Section three brought the audience, musicians, and dancers back inside the theater. This time performers inhabited different spaces — lobbies, staircases, elevator banks — dancing solos, duets, and trios. I leaned over a glass partition to look down on the musicians singing on the stairs that lead to the restrooms. I could hear the music everywhere I went, faintly, loudly, a constant moving walkway along which the dancers danced. I sat very close to Miche Wong as she danced a solo that felt like a prayer, not because there were prayer gestures (there seemed to be one, a sort of shaking steeple fingers gesture), but because of the internal intimacy, the labor and strength of what looked like a full-bodied appeal to a higher power.
I don’t want to say that there was a particular higher power that the dancers were supplicating, but given the Catholic context, I got to thinking about Jesus and St. James (patron saint of Spain and also, according to only one website — so unverifiable — of arthritis). I felt that structure of the work as a whole and, in some instances, the choreography itself served two functions: to represent (abstractly) images from Christian stories, art, and rites, and to be itself a performative image of the actual pilgrimage.
The final section took place back in the theater, the stage still unadorned and brightly lit, audience members clumped on the downstage corners of the stage as well as in the traditional seating area. This had the effect of dropping in on a rehearsal. Once again, I caught sight of dancers in alcoves, like activated reliquary statues, surprising and a bit haunting. The dancers, as they had done in the first section, moved bird-like, twitchy and sharp, and I thought about what it asks of a dancer to move that way, rather than worrying about the symbolism of birds. A duet near the end of the work between a dancer and a singer — the singer gently nudging the dancer’s limbs at the fold of their joints, knees, elbows, hips, something concert dance goers have seen many, many times — broke my heart for its simplicity, the kindness and tenderness of the gestures, a practice of care. The singer in her jeans, button down shirt, and glasses, the dancer in white and earth tones, the everyday, the stylized together. As Nelson said during her pre-show talk, “Miracles are in the mundane.”
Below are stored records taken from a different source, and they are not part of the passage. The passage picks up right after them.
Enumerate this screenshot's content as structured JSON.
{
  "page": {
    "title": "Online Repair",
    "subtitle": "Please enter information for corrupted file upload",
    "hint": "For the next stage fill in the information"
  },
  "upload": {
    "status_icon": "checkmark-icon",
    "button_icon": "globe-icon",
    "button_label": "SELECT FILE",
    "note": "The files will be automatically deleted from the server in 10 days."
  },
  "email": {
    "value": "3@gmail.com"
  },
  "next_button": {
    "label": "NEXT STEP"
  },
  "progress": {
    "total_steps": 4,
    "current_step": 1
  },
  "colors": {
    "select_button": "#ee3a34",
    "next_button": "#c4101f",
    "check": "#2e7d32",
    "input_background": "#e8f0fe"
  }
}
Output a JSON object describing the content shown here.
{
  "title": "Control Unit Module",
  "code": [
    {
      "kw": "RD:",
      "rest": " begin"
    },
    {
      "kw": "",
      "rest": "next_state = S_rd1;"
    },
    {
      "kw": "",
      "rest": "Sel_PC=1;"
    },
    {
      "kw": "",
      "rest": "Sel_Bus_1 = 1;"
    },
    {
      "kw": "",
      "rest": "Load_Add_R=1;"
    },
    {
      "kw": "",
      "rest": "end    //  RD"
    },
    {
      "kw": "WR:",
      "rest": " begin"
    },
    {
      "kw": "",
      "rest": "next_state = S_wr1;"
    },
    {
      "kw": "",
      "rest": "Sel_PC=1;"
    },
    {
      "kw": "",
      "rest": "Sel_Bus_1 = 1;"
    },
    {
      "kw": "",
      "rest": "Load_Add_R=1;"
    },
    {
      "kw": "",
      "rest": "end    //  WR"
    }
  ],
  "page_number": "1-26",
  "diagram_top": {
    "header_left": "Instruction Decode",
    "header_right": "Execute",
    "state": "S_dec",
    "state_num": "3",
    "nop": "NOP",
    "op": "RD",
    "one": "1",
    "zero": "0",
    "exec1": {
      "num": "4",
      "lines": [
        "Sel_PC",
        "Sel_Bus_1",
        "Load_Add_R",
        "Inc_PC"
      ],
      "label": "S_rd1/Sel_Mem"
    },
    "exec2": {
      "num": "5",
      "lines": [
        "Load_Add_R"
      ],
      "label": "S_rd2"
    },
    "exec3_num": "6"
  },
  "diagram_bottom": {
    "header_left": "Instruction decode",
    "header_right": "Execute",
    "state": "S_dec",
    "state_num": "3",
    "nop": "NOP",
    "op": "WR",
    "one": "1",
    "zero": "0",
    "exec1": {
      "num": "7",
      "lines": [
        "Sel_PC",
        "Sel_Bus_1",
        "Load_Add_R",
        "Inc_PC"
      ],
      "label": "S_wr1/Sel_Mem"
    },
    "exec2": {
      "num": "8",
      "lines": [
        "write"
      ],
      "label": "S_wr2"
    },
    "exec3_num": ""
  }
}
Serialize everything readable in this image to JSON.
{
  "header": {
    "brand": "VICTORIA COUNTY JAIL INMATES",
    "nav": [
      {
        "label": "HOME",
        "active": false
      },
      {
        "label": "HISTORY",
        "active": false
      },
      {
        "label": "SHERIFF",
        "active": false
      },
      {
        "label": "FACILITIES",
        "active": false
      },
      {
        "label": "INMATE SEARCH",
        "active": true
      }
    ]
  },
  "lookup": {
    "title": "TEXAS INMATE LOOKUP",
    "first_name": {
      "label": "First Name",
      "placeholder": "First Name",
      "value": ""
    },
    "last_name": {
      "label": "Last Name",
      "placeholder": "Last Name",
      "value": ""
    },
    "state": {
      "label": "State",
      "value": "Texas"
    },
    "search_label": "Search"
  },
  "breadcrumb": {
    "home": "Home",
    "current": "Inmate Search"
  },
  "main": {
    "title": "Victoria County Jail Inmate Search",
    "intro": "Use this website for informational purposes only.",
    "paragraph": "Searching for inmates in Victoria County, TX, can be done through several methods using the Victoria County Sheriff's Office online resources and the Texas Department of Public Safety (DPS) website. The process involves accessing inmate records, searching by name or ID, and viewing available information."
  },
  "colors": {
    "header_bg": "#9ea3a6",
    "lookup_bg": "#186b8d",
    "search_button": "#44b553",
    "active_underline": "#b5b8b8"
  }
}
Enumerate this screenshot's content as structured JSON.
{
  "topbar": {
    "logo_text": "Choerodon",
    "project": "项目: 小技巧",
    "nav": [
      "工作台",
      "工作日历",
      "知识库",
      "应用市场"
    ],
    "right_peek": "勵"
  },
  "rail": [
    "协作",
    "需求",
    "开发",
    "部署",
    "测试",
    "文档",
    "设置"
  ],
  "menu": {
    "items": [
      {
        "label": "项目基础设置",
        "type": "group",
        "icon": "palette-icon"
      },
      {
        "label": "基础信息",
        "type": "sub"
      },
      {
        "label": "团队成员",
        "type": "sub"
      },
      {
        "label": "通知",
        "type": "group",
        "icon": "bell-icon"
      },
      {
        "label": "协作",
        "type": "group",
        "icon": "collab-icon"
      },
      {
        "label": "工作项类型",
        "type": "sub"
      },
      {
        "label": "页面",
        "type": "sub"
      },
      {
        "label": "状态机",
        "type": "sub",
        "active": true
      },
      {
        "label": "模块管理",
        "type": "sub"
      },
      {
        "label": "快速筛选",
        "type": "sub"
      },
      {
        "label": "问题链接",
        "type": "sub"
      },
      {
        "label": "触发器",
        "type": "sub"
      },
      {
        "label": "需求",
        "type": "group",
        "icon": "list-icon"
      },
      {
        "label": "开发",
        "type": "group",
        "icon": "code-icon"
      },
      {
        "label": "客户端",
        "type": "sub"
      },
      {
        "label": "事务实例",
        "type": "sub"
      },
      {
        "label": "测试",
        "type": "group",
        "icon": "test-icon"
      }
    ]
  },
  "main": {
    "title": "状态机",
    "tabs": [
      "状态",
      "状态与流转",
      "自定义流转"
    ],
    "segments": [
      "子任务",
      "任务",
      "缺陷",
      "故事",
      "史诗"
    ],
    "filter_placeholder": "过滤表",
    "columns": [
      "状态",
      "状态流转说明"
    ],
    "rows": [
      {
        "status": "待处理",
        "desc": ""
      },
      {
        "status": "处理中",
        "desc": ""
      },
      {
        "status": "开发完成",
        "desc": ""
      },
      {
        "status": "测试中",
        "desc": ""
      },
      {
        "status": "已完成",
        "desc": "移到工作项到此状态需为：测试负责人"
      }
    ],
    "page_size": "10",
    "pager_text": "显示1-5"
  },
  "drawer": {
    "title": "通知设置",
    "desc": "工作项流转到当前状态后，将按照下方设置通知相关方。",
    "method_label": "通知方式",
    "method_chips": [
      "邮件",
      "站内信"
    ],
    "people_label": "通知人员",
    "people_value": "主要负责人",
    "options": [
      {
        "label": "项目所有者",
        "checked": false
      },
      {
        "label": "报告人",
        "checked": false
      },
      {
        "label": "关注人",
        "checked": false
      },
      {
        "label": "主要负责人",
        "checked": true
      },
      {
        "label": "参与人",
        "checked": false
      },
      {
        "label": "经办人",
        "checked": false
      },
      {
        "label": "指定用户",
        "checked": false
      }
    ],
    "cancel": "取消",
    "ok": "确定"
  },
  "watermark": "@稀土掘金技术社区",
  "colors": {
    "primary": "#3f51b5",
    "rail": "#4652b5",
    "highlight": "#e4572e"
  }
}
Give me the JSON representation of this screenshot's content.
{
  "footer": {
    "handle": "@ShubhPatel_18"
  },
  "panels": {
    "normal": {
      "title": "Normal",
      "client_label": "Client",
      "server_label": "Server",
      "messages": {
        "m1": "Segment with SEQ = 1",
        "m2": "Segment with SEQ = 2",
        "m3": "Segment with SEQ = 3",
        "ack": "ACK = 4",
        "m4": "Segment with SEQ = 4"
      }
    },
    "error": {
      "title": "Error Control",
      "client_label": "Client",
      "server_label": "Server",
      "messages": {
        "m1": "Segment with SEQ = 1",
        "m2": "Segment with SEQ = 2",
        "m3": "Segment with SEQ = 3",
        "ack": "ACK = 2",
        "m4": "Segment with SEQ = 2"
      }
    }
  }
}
The music began to sound like a Meredith Monk piece and once again, I was hit by the performativity of the work — a work not only of but about contemporary Western concert dance, a work not only about but of pilgrimage. At the end of the performance, the dancers and musicians exit through the audience and came to a stop in our midst. The conductor wound up right in front of my seat and turned to shake my hand and thank me for coming. We had reached Santiago de Compostela together.
Back at home after the performance, I googled Talbot and learned that the he had dedicated the score to the memory of his father, Vincent Talbot. As I moved through the spaces of the theatre, nearly brushing limbs with dancers and musicians, I felt spectral. When the couple of people I knew greeted me at the show, I thought, “You can see me?” I’m still grieving the loss of local dance great, Frank Shawl, and ever since I heard that his spirit left his body on October 4, I’ve felt it in mine. Path of Miracles was an apt journey for the two of us.
In part because I’m a dancer and in part because I have a degree in performance studies, when I watch dance, I don’t think about meaning. I pay attention to the doing and to what the doing makes me think about. I look forward to attending to doing and thinking about dancing with you.